For slow pace, I'd say, go for mailing lists, forums or whatever; structured conversations with a topic and threads. Using a chat platform for slow paced conversionations (with a large-ish group of people) like slack doesn't make sense, I think. Unless it's just a case of FOMO, than go for one of those chatlog solutions which have been around forever for irc. And yes, I am one of those old guys, who still doesn't get what extras slack offers over irc apart from a clicker-ti-click-interface to add chatbots.
Just recently found
image.animation_mode in firefox
about:config totally fixed the web for me! 😉
you guys and girls are aware of https://clojurians-log.clojureverse.org/clojure-nl are you?
I sympathise with the sentiment remco, but I think with a different medium (not tool, I mean chat vs email) you get different dynamics/conversations. So this standup/coffeetalk that is done in this channel, is probably not working over email.

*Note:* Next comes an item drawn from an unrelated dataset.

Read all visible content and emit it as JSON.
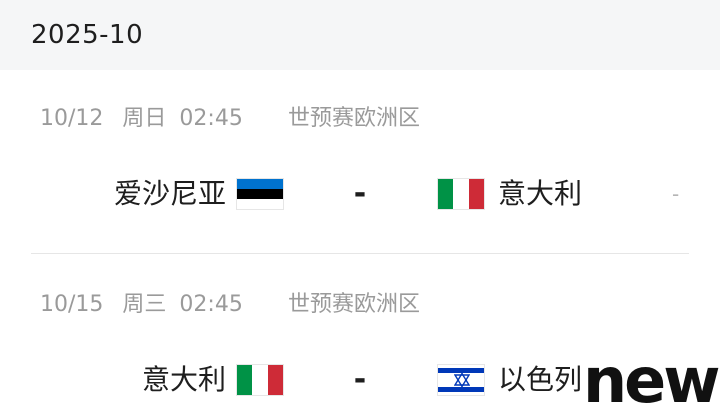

@borkdude yes. And the community became also aware that we can’t do a lot with those logs, because privacy and possibly because it’s not inline with Slack’s TOS
again, the logs have their use. But to further use that pile of data (ie remember the Q&A that Rich did when Ions came out?): it seems hardly likely unfortunately.
I still feel people are trying to bridge the gap between a mailing and a chat platform. Slack doesn't solve this, not with threads, not with history and search, but it's fine for standups. But nobody is taking notes on standups. You take notes at meeting and meetings have an agenda (topics!). They are two different things and sometimes a chat triggers a topic, which might as well be a link to a mail/forum topic.
When you read Zulip’s vision they’re trying to get the best of both chat and mail-worlds: > In Zulip, streams determine who gets a message. Topics tell you what the message is about. https://zulipchat.com/help/about-streams-and-topics
Yes, twitter facilitates slow pace fomo but the finding your community part is pretty much non-existent. Unless twitter changed dramatically since the last time I visited. Finding your "I missed the train and hate NS" community was very easy though. #my-interesting-train-life
I gave up on twitter before those we're introduced I guess. Do those lists cause you to get all the posts a user makes? I'm not really interested in Rich's train-life, for instance.
Recently someone setup http://realtwitter.com which redirects to twitter with a useful search in it. Twitter disabled it; they don’t want you to get a too focused timeline
Anyways, for those that want to give Zulip a try: there’s a
clojure-nl stream! https://clojurians.zulipchat.com/#narrow/stream/151154-clojure-nl
First topic: tomorrow’s meetup!
Kinda feel like an asshole for not joining after complaining about slack but I don't need yet another platform, sorry. I'm here for the watercooler talk. :thinking_face: